Antibacterial agent for textiles

Textiles are traditionally an important part of the interior of human habitations. With the growing public health awareness of the pathogenic effects, malodors and stain formations caused by microorganisms, there is an increasing need for antibacterial materials in many application areas.

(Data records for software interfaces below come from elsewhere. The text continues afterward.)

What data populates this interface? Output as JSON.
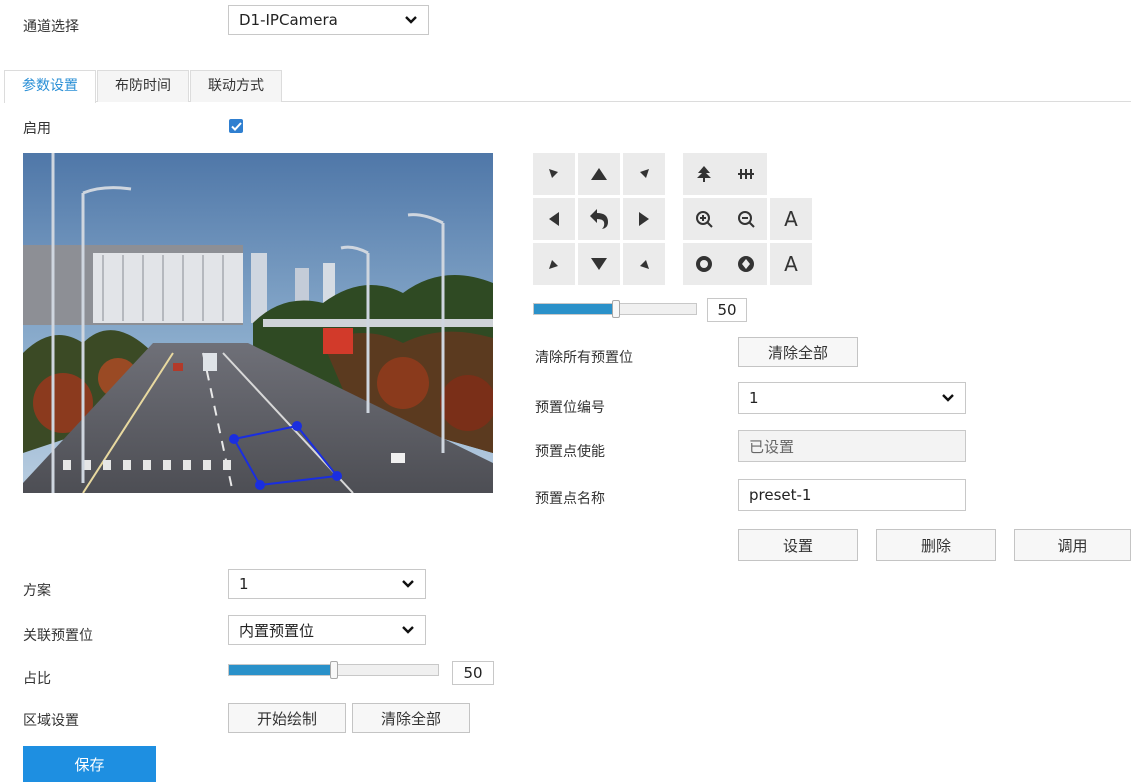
{
  "channel": {
    "label": "通道选择",
    "value": "D1-IPCamera"
  },
  "tabs": [
    {
      "label": "参数设置",
      "active": true
    },
    {
      "label": "布防时间",
      "active": false
    },
    {
      "label": "联动方式",
      "active": false
    }
  ],
  "enable": {
    "label": "启用",
    "checked": true
  },
  "video": {
    "description_icon": "camera-live-view"
  },
  "ptz": {
    "speed_value": "50",
    "speed_fraction": 0.5,
    "zoom_auto_label": "A",
    "focus_auto_label": "A"
  },
  "preset": {
    "clear_all_label": "清除所有预置位",
    "clear_all_button": "清除全部",
    "number_label": "预置位编号",
    "number_value": "1",
    "enable_label": "预置点使能",
    "enable_value": "已设置",
    "name_label": "预置点名称",
    "name_value": "preset-1",
    "set_button": "设置",
    "delete_button": "删除",
    "call_button": "调用"
  },
  "scheme": {
    "label": "方案",
    "value": "1"
  },
  "linked_preset": {
    "label": "关联预置位",
    "value": "内置预置位"
  },
  "ratio": {
    "label": "占比",
    "value": "50",
    "fraction": 0.5
  },
  "area": {
    "label": "区域设置",
    "start_button": "开始绘制",
    "clear_button": "清除全部"
  },
  "save_button": "保存",
  "colors": {
    "accent": "#1e8fe1",
    "slider": "#2a91c9",
    "tab_active": "#2a8fd6",
    "region_line": "#1a2ee0"
  }
}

Textile goods, especially those made from natural fibers, provide an excellent environment for microorganisms to grow, because of their large surface area and ability to retain moisture. Most textile materials currently used in hospitals and hotels are conductive to cross-infection or transmission of diseases caused by microorganisms. The spread of HIV and hepatitis viruses by contact of contaminated materials has created increased pressure for protection of personnel with functional clothing; also, all articles of apparel and home textiles are susceptible to problems of hygiene in normal daily use, for example, socks, sport wear and working clothes as well as mattresses, floor coverings, and shoe linings. Textiles for outdoor use are constantly exposed to the influence of microbes and bacteria. Application of natural antimicrobial agents on textiles dates back to antiquity, when the ancient Egyptians used spices and herbs to preserve mummy warps. Practically every class of chemical compound has been utilized to impart antibacterial activity to textiles. The general methods of preparing antibacterial fibers are adsorbing or grafting some antibacterial materials. The major classes of antibacterial agents for textiles include organo-metallics, phenols, quaternary ammonium salts, and organo-silicones.

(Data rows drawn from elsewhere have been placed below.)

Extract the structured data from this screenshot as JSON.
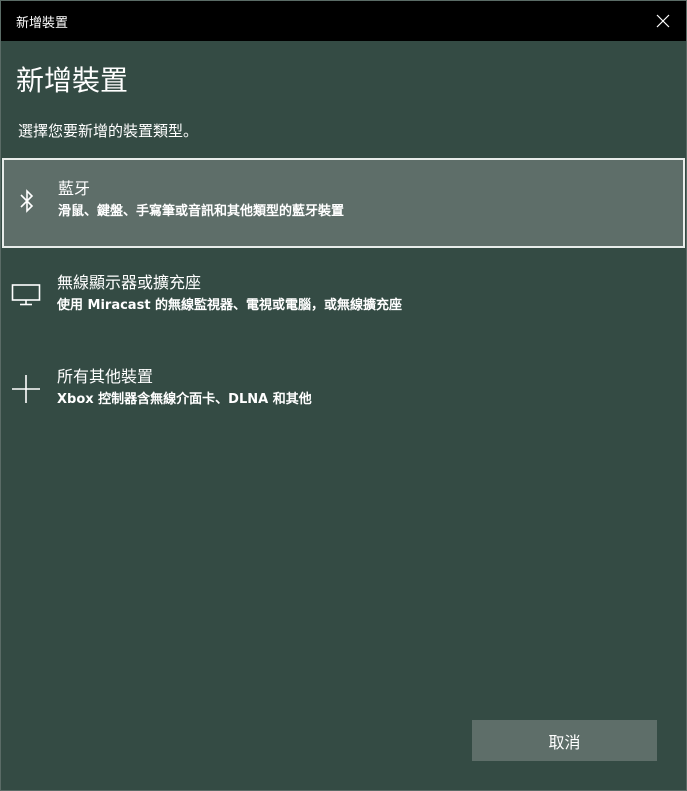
{
  "window": {
    "title": "新增裝置",
    "close_icon": "close-icon"
  },
  "header": {
    "title": "新增裝置",
    "subtitle": "選擇您要新增的裝置類型。"
  },
  "options": [
    {
      "icon": "bluetooth-icon",
      "title": "藍牙",
      "description": "滑鼠、鍵盤、手寫筆或音訊和其他類型的藍牙裝置",
      "selected": true
    },
    {
      "icon": "monitor-icon",
      "title": "無線顯示器或擴充座",
      "description": "使用 Miracast 的無線監視器、電視或電腦，或無線擴充座",
      "selected": false
    },
    {
      "icon": "plus-icon",
      "title": "所有其他裝置",
      "description": "Xbox 控制器含無線介面卡、DLNA 和其他",
      "selected": false
    }
  ],
  "footer": {
    "cancel_label": "取消"
  },
  "colors": {
    "background": "#344b44",
    "titlebar": "#000000",
    "selected_background": "#5e6e69",
    "selected_border": "#e8ecea",
    "button_background": "#5e6e69"
  }
}
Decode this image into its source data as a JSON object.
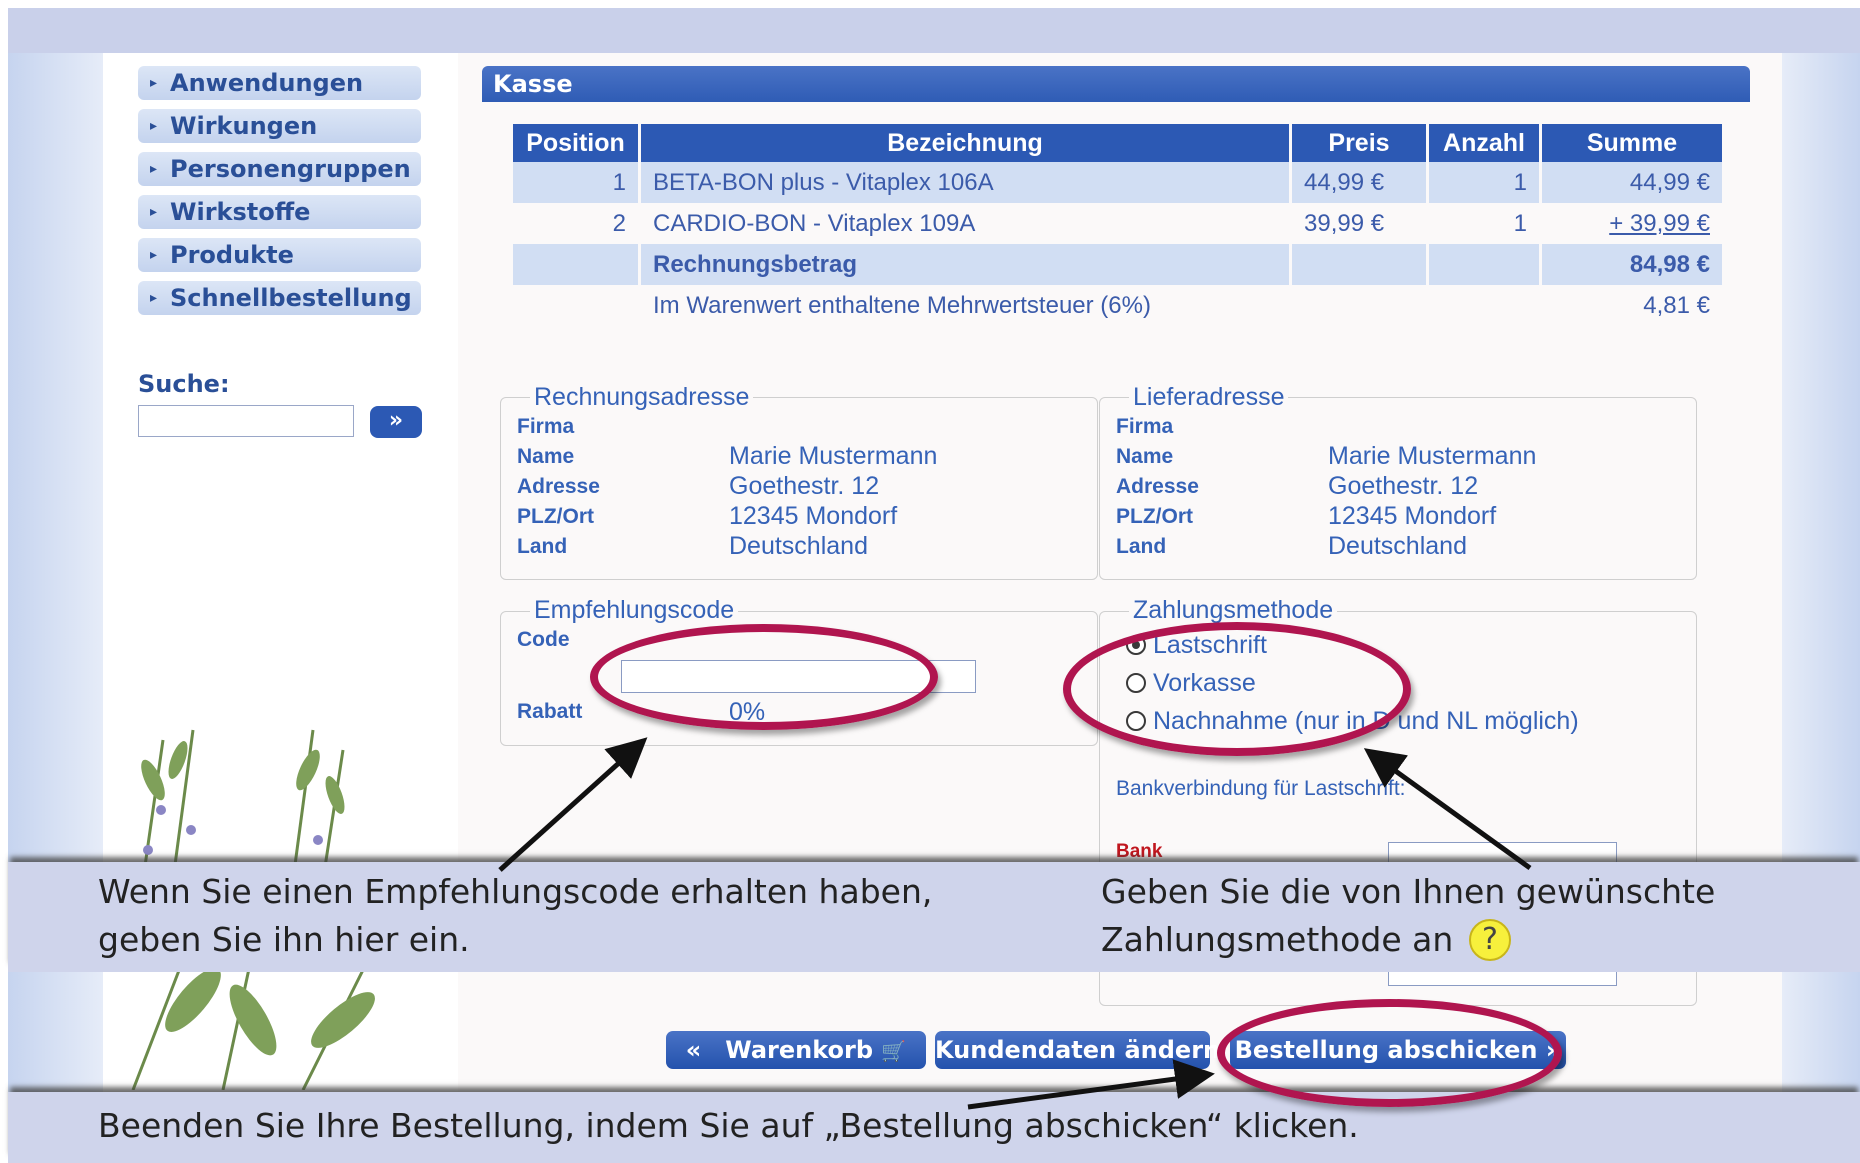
{
  "nav": {
    "items": [
      {
        "label": "Anwendungen"
      },
      {
        "label": "Wirkungen"
      },
      {
        "label": "Personengruppen"
      },
      {
        "label": "Wirkstoffe"
      },
      {
        "label": "Produkte"
      },
      {
        "label": "Schnellbestellung"
      }
    ],
    "arrow_icon": "▸"
  },
  "search": {
    "label": "Suche:",
    "button": "»",
    "value": ""
  },
  "kasse": {
    "title": "Kasse",
    "headers": [
      "Position",
      "Bezeichnung",
      "Preis",
      "Anzahl",
      "Summe"
    ],
    "rows": [
      {
        "pos": "1",
        "name": "BETA-BON plus - Vitaplex 106A",
        "price": "44,99 €",
        "qty": "1",
        "sum": "44,99 €"
      },
      {
        "pos": "2",
        "name": "CARDIO-BON - Vitaplex 109A",
        "price": "39,99 €",
        "qty": "1",
        "sum": "+  39,99 €"
      }
    ],
    "total_label": "Rechnungsbetrag",
    "total_value": "84,98 €",
    "vat_label": "Im Warenwert enthaltene Mehrwertsteuer (6%)",
    "vat_value": "4,81 €"
  },
  "billing": {
    "legend": "Rechnungsadresse",
    "labels": {
      "company": "Firma",
      "name": "Name",
      "address": "Adresse",
      "zip": "PLZ/Ort",
      "country": "Land"
    },
    "name": "Marie Mustermann",
    "address": "Goethestr. 12",
    "zip": "12345 Mondorf",
    "country": "Deutschland"
  },
  "shipping": {
    "legend": "Lieferadresse",
    "labels": {
      "company": "Firma",
      "name": "Name",
      "address": "Adresse",
      "zip": "PLZ/Ort",
      "country": "Land"
    },
    "name": "Marie Mustermann",
    "address": "Goethestr. 12",
    "zip": "12345 Mondorf",
    "country": "Deutschland"
  },
  "referral": {
    "legend": "Empfehlungscode",
    "code_label": "Code",
    "code_value": "",
    "discount_label": "Rabatt",
    "discount_value": "0%"
  },
  "payment": {
    "legend": "Zahlungsmethode",
    "options": [
      {
        "label": "Lastschrift",
        "selected": true
      },
      {
        "label": "Vorkasse",
        "selected": false
      },
      {
        "label": "Nachnahme (nur in D und NL möglich)",
        "selected": false
      }
    ],
    "bank_heading": "Bankverbindung für Lastschrift:",
    "bank_label": "Bank"
  },
  "buttons": {
    "cart": "Warenkorb",
    "cart_prefix": "«",
    "cart_icon": "🛒",
    "edit": "Kundendaten ändern",
    "submit": "Bestellung abschicken",
    "submit_suffix": "»"
  },
  "annotations": {
    "referral_line1": "Wenn Sie einen Empfehlungscode erhalten haben,",
    "referral_line2": "geben Sie ihn hier ein.",
    "payment_line1": "Geben Sie die von Ihnen gewünschte",
    "payment_line2": "Zahlungsmethode an",
    "help_icon": "?",
    "submit_hint": "Beenden Sie Ihre Bestellung, indem Sie auf „Bestellung abschicken“ klicken."
  },
  "colors": {
    "brand_blue": "#2c59b4",
    "highlight_ellipse": "#b0154f",
    "light_row": "#d1def3",
    "help_yellow": "#f7f03c"
  }
}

- S. Shahidi, M. Ghoranneviss, B. Moazzenchi, A. Rashidi, M. Mirjalili, Investigation of Antibacterial Activity on Cotton Fabrics with Cold Plasma in the Presence of a Magnetic Field    Plasma Process. Polym. 2007, 4, S1098–S1103

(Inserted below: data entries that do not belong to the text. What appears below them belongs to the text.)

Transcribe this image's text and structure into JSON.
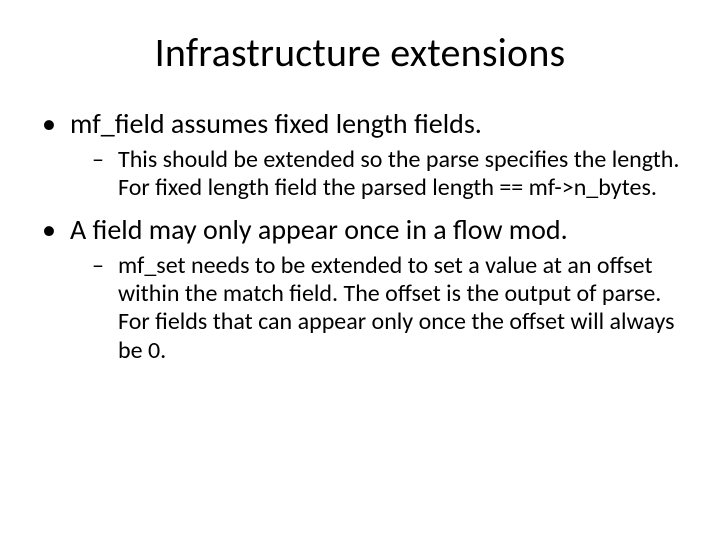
{
  "title": "Infrastructure extensions",
  "bullets": [
    {
      "text": "mf_field assumes fixed length fields.",
      "sub": [
        "This should be extended so the parse specifies the length. For fixed length field the parsed length == mf->n_bytes."
      ]
    },
    {
      "text": "A field may only appear once in a flow mod.",
      "sub": [
        "mf_set needs to be extended to set a value at an offset within the match field. The offset is the output of parse. For fields that can appear only once the offset will always be 0."
      ]
    }
  ]
}
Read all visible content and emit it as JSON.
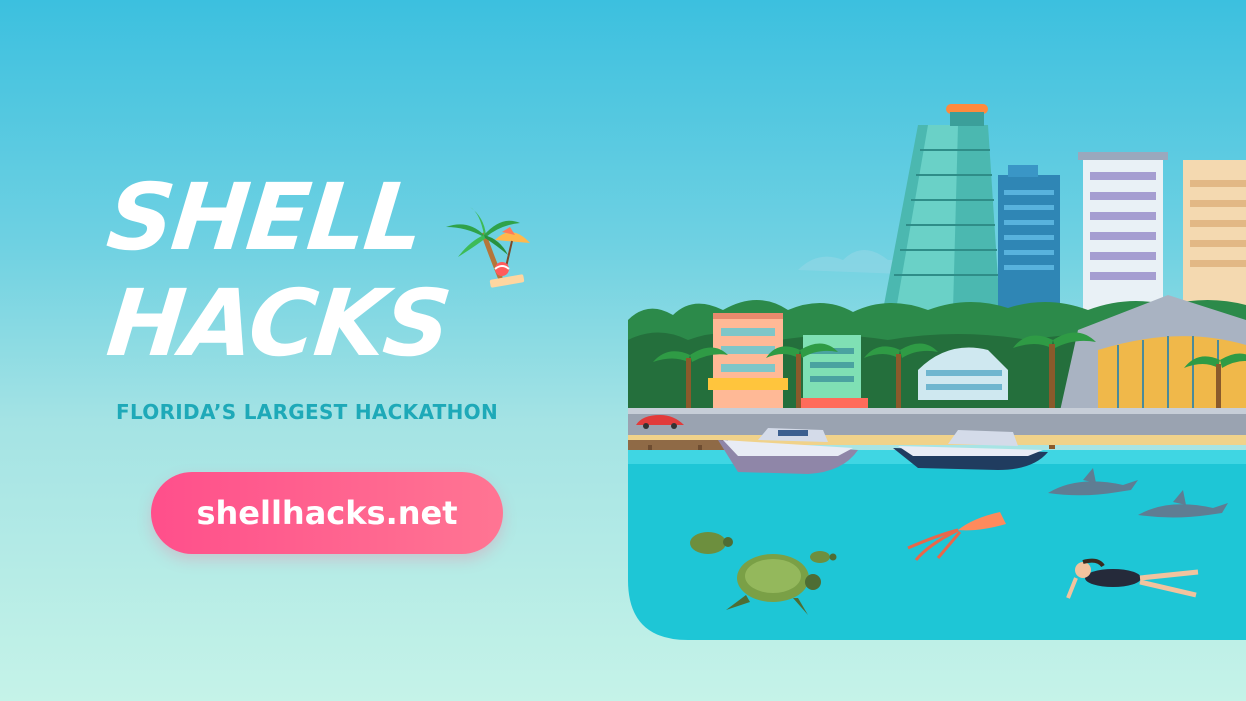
{
  "logo": {
    "line1": "SHELL",
    "line2": "HACKS",
    "icon": "palm-tree-beach-umbrella-icon"
  },
  "tagline": "FLORIDA’S LARGEST HACKATHON",
  "link_button": {
    "label": "shellhacks.net"
  },
  "illustration": {
    "subject": "miami-waterfront-skyline",
    "elements": [
      "skyscraper",
      "hotel-building",
      "palm-tree",
      "boat",
      "dolphin",
      "squid",
      "sea-turtle",
      "swimmer"
    ]
  },
  "colors": {
    "background_top": "#3cc0df",
    "background_bottom": "#c5f3e8",
    "tagline": "#1ea9b8",
    "button_start": "#ff4f8b",
    "button_end": "#ff7593",
    "water": "#1ec6d6"
  }
}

- S. Shahidi, Antibacterial Efficiency of Mordant-Treated Cotton and Polyamide Fabrics, Before and After Dyeing, Journal Of Natural Fibers, 2016, 13 (5), 507–519,